New York State announced a sweeping lawsuit against members of the Sackler family, the owner of Purdue Pharma, which makes OxyContin, the highly addictive drug at the center of the opioid epidemic. A group of over 500 cities, counties and Native American tribes have filed suit against Purdue and 8 members of the Sackler family, which founded and owns Purdue Pharma, for their role in creating “the worst drug crisis in American history” by lying about the dangers of the opioid painkiller OxyContin and deceitful marketing of the drug.
New York Attorney General Letitia James accused the Sacklers of masterminding a scheme that “literally profited off of … suffering and death.” While announcing the suit, James said “And as Purdue sold more and more opioids, the Sackler family transferred more and more wealth into their personal accounts. And as the lawsuits have piled up against the Sackler family and Purdue for their roles in this crisis, they continue to move funds into trusts and, yes, offshore accounts.” The suit states that the Sackler family is worth an estimated $13 billion, partly due to the more-than-decade-long marketing campaign to boost sales of OxyContin. At the same time, the economic cost to the U.S. for the opioid epidemic was $504 billion in 2015, the lawsuit contends. Former Purdue CEO Richard Sackler allegedly touted the drug for unapproved uses and that Purdue workers were instructed to tell doctors the painkillers were not addictive and could help an “enhanced lifestyle,” according to the suit.

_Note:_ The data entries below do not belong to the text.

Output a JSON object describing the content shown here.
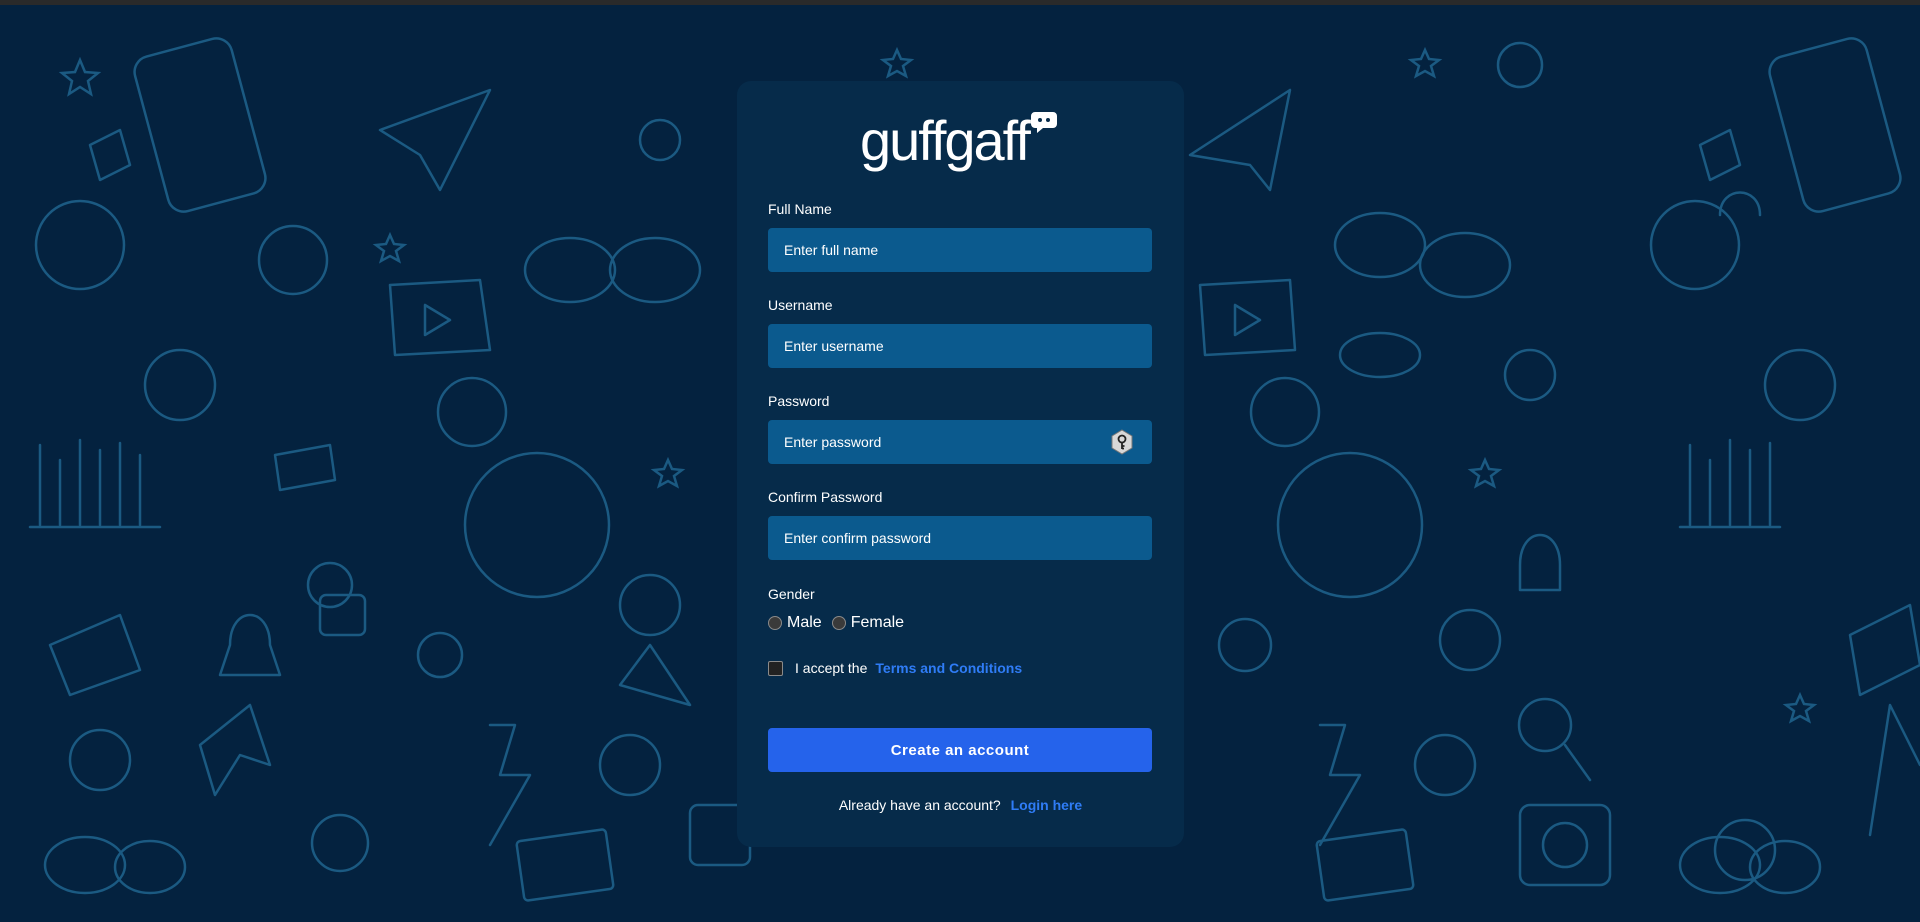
{
  "brand": {
    "logo_text": "guffgaff"
  },
  "form": {
    "full_name": {
      "label": "Full Name",
      "placeholder": "Enter full name"
    },
    "username": {
      "label": "Username",
      "placeholder": "Enter username"
    },
    "password": {
      "label": "Password",
      "placeholder": "Enter password"
    },
    "confirm_password": {
      "label": "Confirm Password",
      "placeholder": "Enter confirm password"
    },
    "gender": {
      "label": "Gender",
      "options": [
        "Male",
        "Female"
      ]
    },
    "terms": {
      "text": "I accept the",
      "link": "Terms and Conditions"
    },
    "submit_label": "Create an account",
    "login": {
      "text": "Already have an account?",
      "link": "Login here"
    }
  },
  "colors": {
    "background": "#04223f",
    "card": "#062b4a",
    "input": "#0b5a8e",
    "accent": "#2563eb",
    "link": "#2f7cf6",
    "doodle": "#1e5f86"
  }
}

Portions of a lawsuit filed by the state of Massachusetts against Purdue that were made public, allege that the company, the Sackler family, and company executives misled prescribers and patients as they aimed to blanket the country with prescriptions for their addictive medications. Five years after the drug was released to the market, questions were raised about the risk of addiction and overdoses that came with taking OxyContin and opioid medications. Richard Sackler outlined a strategy that critics have long accused the company of unleashing: divert the blame onto others, particularly the people who became addicted to opioids themselves. In a February 2001 email he wrote “We have to hammer on the abusers in every way possible. They are the culprits and the problem. They are reckless criminals.” The Massachusetts suit claims “By their misconduct, the Sacklers have hammered Massachusetts families in every way possible and the stigma they used as a weapon made the crisis worse.” The complaint reveals that since 2007, Purdue has sold more than 70 million doses of opioids in Massachusetts for more than $500 million. “And the stigma they used as a weapon made the crisis worse.”

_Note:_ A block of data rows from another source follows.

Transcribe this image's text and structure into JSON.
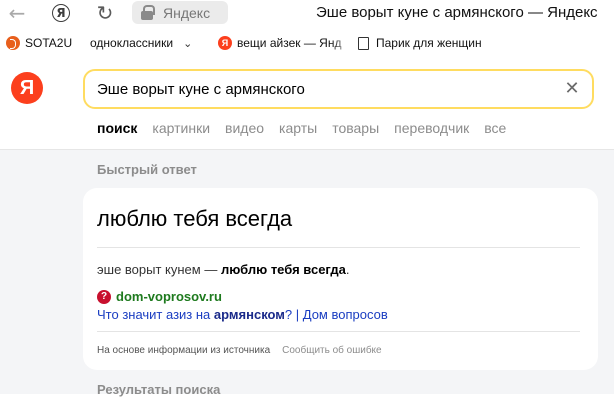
{
  "browser": {
    "address_text": "Яндекс",
    "page_title": "Эше ворыт куне с армянского — Яндекс",
    "icons": {
      "back": "back-arrow-icon",
      "home": "yandex-browser-icon",
      "reload": "reload-icon",
      "lock": "lock-icon"
    }
  },
  "bookmarks": [
    {
      "label": "SOTA2U",
      "icon": "sota-icon"
    },
    {
      "label": "одноклассники",
      "icon": "chevron-down-icon"
    },
    {
      "label": "вещи айзек — Янд",
      "icon": "yandex-icon"
    },
    {
      "label": "Парик для женщин",
      "icon": "document-icon"
    }
  ],
  "search": {
    "logo": "Я",
    "query": "Эше ворыт куне с армянского",
    "tabs": [
      "поиск",
      "картинки",
      "видео",
      "карты",
      "товары",
      "переводчик",
      "все"
    ],
    "active_tab": "поиск"
  },
  "quick_answer": {
    "section_label": "Быстрый ответ",
    "title": "люблю тебя всегда",
    "text_prefix": "эше ворыт кунем — ",
    "text_bold": "люблю тебя всегда",
    "text_suffix": ".",
    "source_domain": "dom-voprosov.ru",
    "source_icon": "question-icon",
    "link_prefix": "Что значит азиз на ",
    "link_bold": "армянском",
    "link_suffix": "? | Дом вопросов",
    "footer_source": "На основе информации из источника",
    "footer_report": "Сообщить об ошибке"
  },
  "results": {
    "section_label": "Результаты поиска"
  },
  "colors": {
    "brand_red": "#fc3f1d",
    "search_border": "#ffdc60",
    "link_blue": "#1a3dc1",
    "domain_green": "#1e7a1e",
    "page_bg": "#f4f5f7"
  }
}
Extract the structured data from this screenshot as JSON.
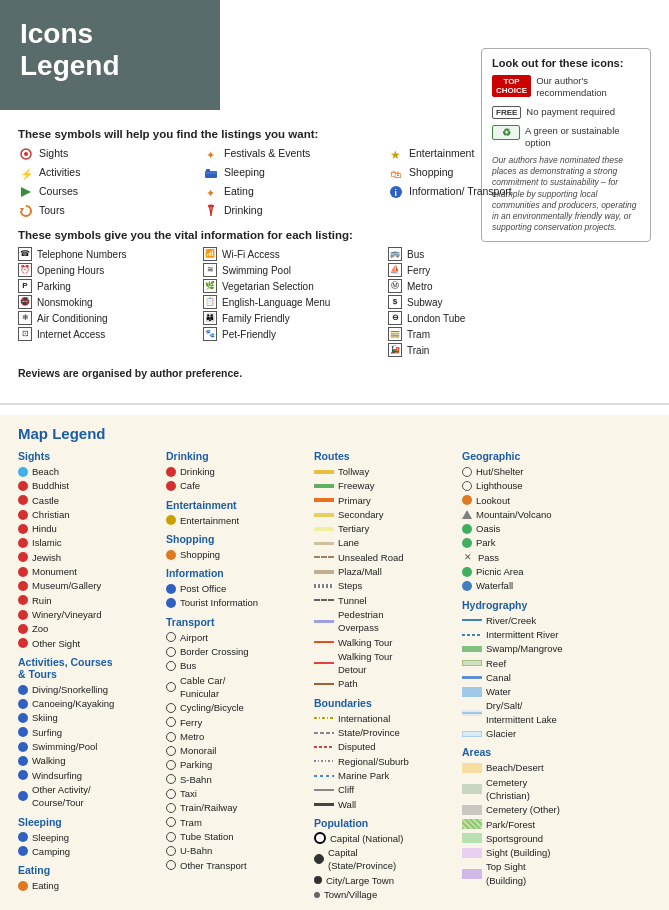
{
  "header": {
    "title_line1": "Icons",
    "title_line2": "Legend"
  },
  "symbols_section": {
    "title": "These symbols will help you find the listings you want:",
    "items_col1": [
      {
        "label": "Sights",
        "icon": "◎",
        "color": "red"
      },
      {
        "label": "Activities",
        "icon": "⚡",
        "color": "orange"
      },
      {
        "label": "Courses",
        "icon": "▶",
        "color": "green"
      },
      {
        "label": "Tours",
        "icon": "↺",
        "color": "orange"
      }
    ],
    "items_col2": [
      {
        "label": "Festivals & Events",
        "icon": "✦",
        "color": "orange"
      },
      {
        "label": "Sleeping",
        "icon": "🛏",
        "color": "blue"
      },
      {
        "label": "Eating",
        "icon": "✦",
        "color": "orange"
      },
      {
        "label": "Drinking",
        "icon": "🍷",
        "color": "red"
      }
    ],
    "items_col3": [
      {
        "label": "Entertainment",
        "icon": "★",
        "color": "yellow"
      },
      {
        "label": "Shopping",
        "icon": "🛍",
        "color": "orange"
      },
      {
        "label": "Information/ Transport",
        "icon": "ℹ",
        "color": "blue"
      }
    ]
  },
  "look_out_box": {
    "title": "Look out for these icons:",
    "items": [
      {
        "badge": "TOP CHOICE",
        "badge_class": "top",
        "desc": "Our author's recommendation"
      },
      {
        "badge": "FREE",
        "badge_class": "free",
        "desc": "No payment required"
      },
      {
        "badge": "♻",
        "badge_class": "green",
        "desc": "A green or sustainable option"
      }
    ],
    "note": "Our authors have nominated these places as demonstrating a strong commitment to sustainability – for example by supporting local communities and producers, operating in an environmentally friendly way, or supporting conservation projects."
  },
  "vital_section": {
    "title": "These symbols give you the vital information for each listing:",
    "items_col1": [
      {
        "label": "Telephone Numbers",
        "icon": "☎"
      },
      {
        "label": "Opening Hours",
        "icon": "⏰"
      },
      {
        "label": "Parking",
        "icon": "P"
      },
      {
        "label": "Nonsmoking",
        "icon": "🚭"
      },
      {
        "label": "Air Conditioning",
        "icon": "❄"
      },
      {
        "label": "Internet Access",
        "icon": "⊡"
      }
    ],
    "items_col2": [
      {
        "label": "Wi-Fi Access",
        "icon": "📶"
      },
      {
        "label": "Swimming Pool",
        "icon": "≋"
      },
      {
        "label": "Vegetarian Selection",
        "icon": "🌿"
      },
      {
        "label": "English-Language Menu",
        "icon": "📋"
      },
      {
        "label": "Family Friendly",
        "icon": "👨‍👩‍👦"
      },
      {
        "label": "Pet-Friendly",
        "icon": "🐾"
      }
    ],
    "items_col3": [
      {
        "label": "Bus",
        "icon": "🚌"
      },
      {
        "label": "Ferry",
        "icon": "⛵"
      },
      {
        "label": "Metro",
        "icon": "Ⓜ"
      },
      {
        "label": "Subway",
        "icon": "S"
      },
      {
        "label": "London Tube",
        "icon": "Ⓣ"
      },
      {
        "label": "Tram",
        "icon": "🚃"
      },
      {
        "label": "Train",
        "icon": "🚂"
      }
    ]
  },
  "reviews_note": "Reviews are organised by author preference.",
  "map_legend": {
    "title": "Map Legend",
    "col1": {
      "sights_title": "Sights",
      "sights": [
        "Beach",
        "Buddhist",
        "Castle",
        "Christian",
        "Hindu",
        "Islamic",
        "Jewish",
        "Monument",
        "Museum/Gallery",
        "Ruin",
        "Winery/Vineyard",
        "Zoo",
        "Other Sight"
      ],
      "activities_title": "Activities, Courses & Tours",
      "activities": [
        "Diving/Snorkelling",
        "Canoeing/Kayaking",
        "Skiing",
        "Surfing",
        "Swimming/Pool",
        "Walking",
        "Windsurfing",
        "Other Activity/Course/Tour"
      ],
      "sleeping_title": "Sleeping",
      "sleeping": [
        "Sleeping",
        "Camping"
      ],
      "eating_title": "Eating",
      "eating": [
        "Eating"
      ]
    },
    "col2": {
      "drinking_title": "Drinking",
      "drinking": [
        "Drinking",
        "Cafe"
      ],
      "entertainment_title": "Entertainment",
      "entertainment": [
        "Entertainment"
      ],
      "shopping_title": "Shopping",
      "shopping": [
        "Shopping"
      ],
      "information_title": "Information",
      "information": [
        "Post Office",
        "Tourist Information"
      ],
      "transport_title": "Transport",
      "transport": [
        "Airport",
        "Border Crossing",
        "Bus",
        "Cable Car/Funicular",
        "Cycling/Bicycle",
        "Ferry",
        "Metro",
        "Monorail",
        "Parking",
        "S-Bahn",
        "Taxi",
        "Train/Railway",
        "Tram",
        "Tube Station",
        "U-Bahn",
        "Other Transport"
      ]
    },
    "col3": {
      "routes_title": "Routes",
      "routes": [
        "Tollway",
        "Freeway",
        "Primary",
        "Secondary",
        "Tertiary",
        "Lane",
        "Unsealed Road",
        "Plaza/Mall",
        "Steps",
        "Tunnel",
        "Pedestrian Overpass",
        "Walking Tour",
        "Walking Tour Detour",
        "Path"
      ],
      "boundaries_title": "Boundaries",
      "boundaries": [
        "International",
        "State/Province",
        "Disputed",
        "Regional/Suburb",
        "Marine Park",
        "Cliff",
        "Wall"
      ],
      "population_title": "Population",
      "population": [
        "Capital (National)",
        "Capital (State/Province)",
        "City/Large Town",
        "Town/Village"
      ]
    },
    "col4": {
      "geographic_title": "Geographic",
      "geographic": [
        "Hut/Shelter",
        "Lighthouse",
        "Lookout",
        "Mountain/Volcano",
        "Oasis",
        "Park",
        "Pass",
        "Picnic Area",
        "Waterfall"
      ],
      "hydrography_title": "Hydrography",
      "hydrography": [
        "River/Creek",
        "Intermittent River",
        "Swamp/Mangrove",
        "Reef",
        "Canal",
        "Water",
        "Dry/Salt/Intermittent Lake",
        "Glacier"
      ],
      "areas_title": "Areas",
      "areas": [
        "Beach/Desert",
        "Cemetery (Christian)",
        "Cemetery (Other)",
        "Park/Forest",
        "Sportsground",
        "Sight (Building)",
        "Top Sight (Building)"
      ]
    }
  }
}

Purdue and the family denied any wrongdoing in a statement “The latest legal action is part of a larger effort to “single out Purdue,” and fault it for the entire crisis. Purdue Pharma and the individual former directors vigorously denies the allegations in the complaint and will continue to defend themselves against these misleading allegations,” the statement said.

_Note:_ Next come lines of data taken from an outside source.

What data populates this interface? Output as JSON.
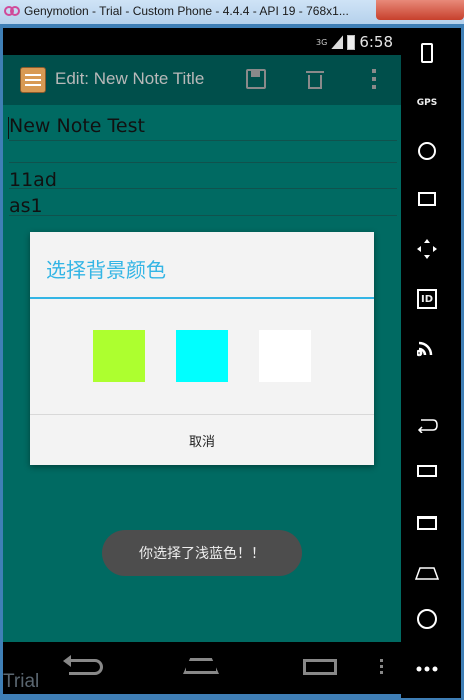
{
  "window": {
    "title": "Genymotion - Trial - Custom Phone - 4.4.4 - API 19 - 768x1..."
  },
  "status_bar": {
    "network": "3G",
    "time": "6:58"
  },
  "action_bar": {
    "title": "Edit: New Note Title",
    "save_icon": "save-icon",
    "delete_icon": "delete-icon",
    "overflow_icon": "overflow-menu-icon"
  },
  "note": {
    "title": "New Note Test",
    "line1": "11ad",
    "line2": "as1"
  },
  "dialog": {
    "title": "选择背景颜色",
    "swatches": [
      {
        "color": "#adff2f"
      },
      {
        "color": "#00ffff"
      },
      {
        "color": "#ffffff"
      }
    ],
    "cancel_label": "取消"
  },
  "toast": {
    "text": "你选择了浅蓝色！！"
  },
  "watermark": "Trial",
  "side_panel": {
    "items": [
      "battery-icon",
      "gps-icon",
      "camera-icon",
      "capture-icon",
      "dpad-icon",
      "id-icon",
      "cast-icon",
      "back-icon",
      "recent-apps-icon",
      "menu-icon",
      "home-icon",
      "power-icon",
      "more-icon"
    ],
    "gps_label": "GPS",
    "id_label": "ID"
  },
  "colors": {
    "content_bg": "#006a62",
    "action_bar_bg": "#004f4b",
    "accent": "#33b5e5"
  }
}
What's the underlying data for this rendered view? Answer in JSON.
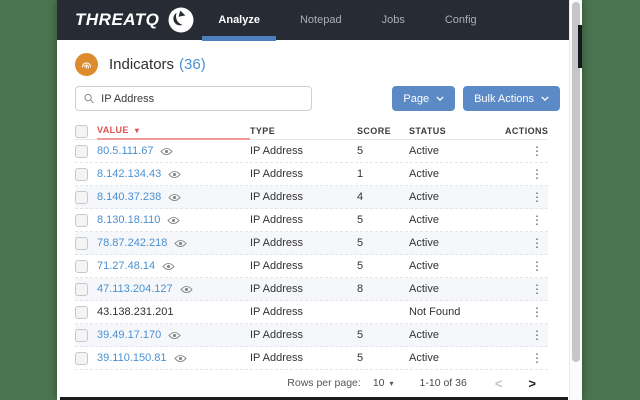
{
  "colors": {
    "desktop_bg": "#4a7450",
    "navbar_bg": "#262b34",
    "accent_blue": "#5b8ac6",
    "link_blue": "#4a90d2",
    "tab_underline_blue": "#4c7fc0",
    "danger_red": "#e25050",
    "orange": "#dd8b2c",
    "row_stripe": "#f5f7fa"
  },
  "navbar": {
    "brand": "THREATQ",
    "items": [
      {
        "label": "Analyze",
        "active": true
      },
      {
        "label": "Notepad",
        "active": false
      },
      {
        "label": "Jobs",
        "active": false
      },
      {
        "label": "Config",
        "active": false
      }
    ]
  },
  "header": {
    "title": "Indicators",
    "count": "(36)"
  },
  "toolbar": {
    "search": {
      "value": "IP Address"
    },
    "page_button": "Page",
    "bulk_actions_button": "Bulk Actions"
  },
  "table": {
    "columns": [
      "VALUE",
      "TYPE",
      "SCORE",
      "STATUS",
      "ACTIONS"
    ],
    "sorted_column": "VALUE",
    "sort_direction": "desc",
    "sort_icon": "▾",
    "rows": [
      {
        "value": "80.5.111.67",
        "link": true,
        "eye": true,
        "type": "IP Address",
        "score": "5",
        "status": "Active",
        "actions_icon": "⋮"
      },
      {
        "value": "8.142.134.43",
        "link": true,
        "eye": true,
        "type": "IP Address",
        "score": "1",
        "status": "Active",
        "actions_icon": "⋮"
      },
      {
        "value": "8.140.37.238",
        "link": true,
        "eye": true,
        "type": "IP Address",
        "score": "4",
        "status": "Active",
        "actions_icon": "⋮"
      },
      {
        "value": "8.130.18.110",
        "link": true,
        "eye": true,
        "type": "IP Address",
        "score": "5",
        "status": "Active",
        "actions_icon": "⋮"
      },
      {
        "value": "78.87.242.218",
        "link": true,
        "eye": true,
        "type": "IP Address",
        "score": "5",
        "status": "Active",
        "actions_icon": "⋮"
      },
      {
        "value": "71.27.48.14",
        "link": true,
        "eye": true,
        "type": "IP Address",
        "score": "5",
        "status": "Active",
        "actions_icon": "⋮"
      },
      {
        "value": "47.113.204.127",
        "link": true,
        "eye": true,
        "type": "IP Address",
        "score": "8",
        "status": "Active",
        "actions_icon": "⋮"
      },
      {
        "value": "43.138.231.201",
        "link": false,
        "eye": false,
        "type": "IP Address",
        "score": "",
        "status": "Not Found",
        "actions_icon": "⋮"
      },
      {
        "value": "39.49.17.170",
        "link": true,
        "eye": true,
        "type": "IP Address",
        "score": "5",
        "status": "Active",
        "actions_icon": "⋮"
      },
      {
        "value": "39.110.150.81",
        "link": true,
        "eye": true,
        "type": "IP Address",
        "score": "5",
        "status": "Active",
        "actions_icon": "⋮"
      }
    ]
  },
  "footer": {
    "rows_per_page_label": "Rows per page:",
    "rows_per_page_value": "10",
    "rows_caret_icon": "▾",
    "range": "1-10 of 36",
    "prev_icon": "<",
    "next_icon": ">"
  }
}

The state of Oklahoma recently reached a $270 million agreement with Purdue Pharma—settling a lawsuit that claimed the company contributed to the deaths of thousands of Oklahoma residents by downplaying the risk of opioid addiction and overstating the drug’s benefits. More than $100 million of the settlement will fund a new addiction treatment and research center at Oklahoma State University. The settlement is the first Purdue has made amid more than 2,000 pending lawsuits connecting its painkiller OxyContin to the opioid crisis-which U.S. government data estimates is responsible for nearly 50,000 deaths per year.